**What to work on:** All of the lines below should be printed again exactly as they are.

[Entries from a dataset of interfaces]
Start of Block
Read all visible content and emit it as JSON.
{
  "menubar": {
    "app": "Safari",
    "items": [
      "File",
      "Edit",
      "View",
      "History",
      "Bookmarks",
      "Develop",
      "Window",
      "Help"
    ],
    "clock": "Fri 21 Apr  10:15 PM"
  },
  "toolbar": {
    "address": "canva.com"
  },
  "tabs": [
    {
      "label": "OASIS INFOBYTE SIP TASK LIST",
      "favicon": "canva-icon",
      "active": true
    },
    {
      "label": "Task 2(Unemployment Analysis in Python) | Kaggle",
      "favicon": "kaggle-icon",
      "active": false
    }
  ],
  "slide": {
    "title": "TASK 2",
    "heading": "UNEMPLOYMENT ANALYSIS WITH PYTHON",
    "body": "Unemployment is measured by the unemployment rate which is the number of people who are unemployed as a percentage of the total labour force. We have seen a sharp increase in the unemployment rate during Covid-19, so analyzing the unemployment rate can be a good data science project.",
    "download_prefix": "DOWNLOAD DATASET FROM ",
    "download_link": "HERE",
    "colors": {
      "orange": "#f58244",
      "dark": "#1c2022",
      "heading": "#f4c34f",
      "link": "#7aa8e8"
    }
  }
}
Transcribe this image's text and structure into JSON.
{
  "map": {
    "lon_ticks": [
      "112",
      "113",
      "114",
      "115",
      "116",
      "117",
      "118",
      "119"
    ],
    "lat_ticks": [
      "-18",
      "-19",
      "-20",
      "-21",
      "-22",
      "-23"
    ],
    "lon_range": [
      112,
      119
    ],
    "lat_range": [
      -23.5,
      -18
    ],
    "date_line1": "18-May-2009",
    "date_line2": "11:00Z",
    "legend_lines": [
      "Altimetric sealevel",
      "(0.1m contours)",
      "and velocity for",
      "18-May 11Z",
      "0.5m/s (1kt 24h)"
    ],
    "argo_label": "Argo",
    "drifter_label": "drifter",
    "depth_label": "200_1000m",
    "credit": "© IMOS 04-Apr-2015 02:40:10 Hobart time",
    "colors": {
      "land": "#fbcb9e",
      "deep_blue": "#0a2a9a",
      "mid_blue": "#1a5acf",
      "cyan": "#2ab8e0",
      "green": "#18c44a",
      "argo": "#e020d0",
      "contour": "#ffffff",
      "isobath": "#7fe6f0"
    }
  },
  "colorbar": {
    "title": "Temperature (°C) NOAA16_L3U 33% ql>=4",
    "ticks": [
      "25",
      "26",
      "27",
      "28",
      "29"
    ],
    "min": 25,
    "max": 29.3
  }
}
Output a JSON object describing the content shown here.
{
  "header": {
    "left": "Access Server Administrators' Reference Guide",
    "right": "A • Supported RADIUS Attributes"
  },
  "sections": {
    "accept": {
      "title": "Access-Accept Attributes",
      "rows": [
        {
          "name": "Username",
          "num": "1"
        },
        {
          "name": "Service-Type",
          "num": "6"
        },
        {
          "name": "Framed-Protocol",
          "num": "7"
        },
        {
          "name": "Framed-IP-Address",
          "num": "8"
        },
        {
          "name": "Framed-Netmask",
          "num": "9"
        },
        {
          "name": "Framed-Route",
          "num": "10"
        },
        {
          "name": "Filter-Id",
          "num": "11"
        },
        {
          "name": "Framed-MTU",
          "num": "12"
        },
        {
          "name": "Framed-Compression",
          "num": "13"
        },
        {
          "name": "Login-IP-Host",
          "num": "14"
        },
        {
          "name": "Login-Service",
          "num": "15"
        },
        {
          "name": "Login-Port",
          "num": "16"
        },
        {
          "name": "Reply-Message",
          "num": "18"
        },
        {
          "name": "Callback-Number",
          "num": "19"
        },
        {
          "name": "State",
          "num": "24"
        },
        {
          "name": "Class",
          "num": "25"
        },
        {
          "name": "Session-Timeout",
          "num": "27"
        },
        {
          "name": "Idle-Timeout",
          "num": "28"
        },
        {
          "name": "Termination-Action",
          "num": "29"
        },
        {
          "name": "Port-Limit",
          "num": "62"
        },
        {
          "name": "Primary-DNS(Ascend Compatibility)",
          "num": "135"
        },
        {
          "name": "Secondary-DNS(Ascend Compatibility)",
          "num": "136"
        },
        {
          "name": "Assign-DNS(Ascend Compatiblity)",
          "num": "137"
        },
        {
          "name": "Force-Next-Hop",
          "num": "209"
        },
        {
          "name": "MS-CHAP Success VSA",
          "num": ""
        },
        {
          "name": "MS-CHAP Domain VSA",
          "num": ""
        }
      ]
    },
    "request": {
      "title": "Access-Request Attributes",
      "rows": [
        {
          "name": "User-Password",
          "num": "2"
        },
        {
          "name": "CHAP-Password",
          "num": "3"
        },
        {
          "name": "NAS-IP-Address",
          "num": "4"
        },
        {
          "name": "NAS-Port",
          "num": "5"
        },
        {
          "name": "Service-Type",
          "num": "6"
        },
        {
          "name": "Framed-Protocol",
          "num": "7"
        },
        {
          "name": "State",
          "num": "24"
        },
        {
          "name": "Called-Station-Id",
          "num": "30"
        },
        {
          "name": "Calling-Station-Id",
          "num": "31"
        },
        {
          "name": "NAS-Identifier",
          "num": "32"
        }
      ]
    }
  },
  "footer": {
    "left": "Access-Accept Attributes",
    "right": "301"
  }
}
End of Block
**Problem solution:**
Read all visible content and emit it as JSON.
{
  "menubar": {
    "app": "Safari",
    "items": [
      "File",
      "Edit",
      "View",
      "History",
      "Bookmarks",
      "Develop",
      "Window",
      "Help"
    ],
    "clock": "Fri 21 Apr  10:15 PM"
  },
  "toolbar": {
    "address": "canva.com"
  },
  "tabs": [
    {
      "label": "OASIS INFOBYTE SIP TASK LIST",
      "favicon": "canva-icon",
      "active": true
    },
    {
      "label": "Task 2(Unemployment Analysis in Python) | Kaggle",
      "favicon": "kaggle-icon",
      "active": false
    }
  ],
  "slide": {
    "title": "TASK 2",
    "heading": "UNEMPLOYMENT ANALYSIS WITH PYTHON",
    "body": "Unemployment is measured by the unemployment rate which is the number of people who are unemployed as a percentage of the total labour force. We have seen a sharp increase in the unemployment rate during Covid-19, so analyzing the unemployment rate can be a good data science project.",
    "download_prefix": "DOWNLOAD DATASET FROM ",
    "download_link": "HERE",
    "colors": {
      "orange": "#f58244",
      "dark": "#1c2022",
      "heading": "#f4c34f",
      "link": "#7aa8e8"
    }
  }
}
Transcribe this image's text and structure into JSON.
{
  "map": {
    "lon_ticks": [
      "112",
      "113",
      "114",
      "115",
      "116",
      "117",
      "118",
      "119"
    ],
    "lat_ticks": [
      "-18",
      "-19",
      "-20",
      "-21",
      "-22",
      "-23"
    ],
    "lon_range": [
      112,
      119
    ],
    "lat_range": [
      -23.5,
      -18
    ],
    "date_line1": "18-May-2009",
    "date_line2": "11:00Z",
    "legend_lines": [
      "Altimetric sealevel",
      "(0.1m contours)",
      "and velocity for",
      "18-May 11Z",
      "0.5m/s (1kt 24h)"
    ],
    "argo_label": "Argo",
    "drifter_label": "drifter",
    "depth_label": "200_1000m",
    "credit": "© IMOS 04-Apr-2015 02:40:10 Hobart time",
    "colors": {
      "land": "#fbcb9e",
      "deep_blue": "#0a2a9a",
      "mid_blue": "#1a5acf",
      "cyan": "#2ab8e0",
      "green": "#18c44a",
      "argo": "#e020d0",
      "contour": "#ffffff",
      "isobath": "#7fe6f0"
    }
  },
  "colorbar": {
    "title": "Temperature (°C) NOAA16_L3U 33% ql>=4",
    "ticks": [
      "25",
      "26",
      "27",
      "28",
      "29"
    ],
    "min": 25,
    "max": 29.3
  }
}
Output a JSON object describing the content shown here.
{
  "header": {
    "left": "Access Server Administrators' Reference Guide",
    "right": "A • Supported RADIUS Attributes"
  },
  "sections": {
    "accept": {
      "title": "Access-Accept Attributes",
      "rows": [
        {
          "name": "Username",
          "num": "1"
        },
        {
          "name": "Service-Type",
          "num": "6"
        },
        {
          "name": "Framed-Protocol",
          "num": "7"
        },
        {
          "name": "Framed-IP-Address",
          "num": "8"
        },
        {
          "name": "Framed-Netmask",
          "num": "9"
        },
        {
          "name": "Framed-Route",
          "num": "10"
        },
        {
          "name": "Filter-Id",
          "num": "11"
        },
        {
          "name": "Framed-MTU",
          "num": "12"
        },
        {
          "name": "Framed-Compression",
          "num": "13"
        },
        {
          "name": "Login-IP-Host",
          "num": "14"
        },
        {
          "name": "Login-Service",
          "num": "15"
        },
        {
          "name": "Login-Port",
          "num": "16"
        },
        {
          "name": "Reply-Message",
          "num": "18"
        },
        {
          "name": "Callback-Number",
          "num": "19"
        },
        {
          "name": "State",
          "num": "24"
        },
        {
          "name": "Class",
          "num": "25"
        },
        {
          "name": "Session-Timeout",
          "num": "27"
        },
        {
          "name": "Idle-Timeout",
          "num": "28"
        },
        {
          "name": "Termination-Action",
          "num": "29"
        },
        {
          "name": "Port-Limit",
          "num": "62"
        },
        {
          "name": "Primary-DNS(Ascend Compatibility)",
          "num": "135"
        },
        {
          "name": "Secondary-DNS(Ascend Compatibility)",
          "num": "136"
        },
        {
          "name": "Assign-DNS(Ascend Compatiblity)",
          "num": "137"
        },
        {
          "name": "Force-Next-Hop",
          "num": "209"
        },
        {
          "name": "MS-CHAP Success VSA",
          "num": ""
        },
        {
          "name": "MS-CHAP Domain VSA",
          "num": ""
        }
      ]
    },
    "request": {
      "title": "Access-Request Attributes",
      "rows": [
        {
          "name": "User-Password",
          "num": "2"
        },
        {
          "name": "CHAP-Password",
          "num": "3"
        },
        {
          "name": "NAS-IP-Address",
          "num": "4"
        },
        {
          "name": "NAS-Port",
          "num": "5"
        },
        {
          "name": "Service-Type",
          "num": "6"
        },
        {
          "name": "Framed-Protocol",
          "num": "7"
        },
        {
          "name": "State",
          "num": "24"
        },
        {
          "name": "Called-Station-Id",
          "num": "30"
        },
        {
          "name": "Calling-Station-Id",
          "num": "31"
        },
        {
          "name": "NAS-Identifier",
          "num": "32"
        }
      ]
    }
  },
  "footer": {
    "left": "Access-Accept Attributes",
    "right": "301"
  }
}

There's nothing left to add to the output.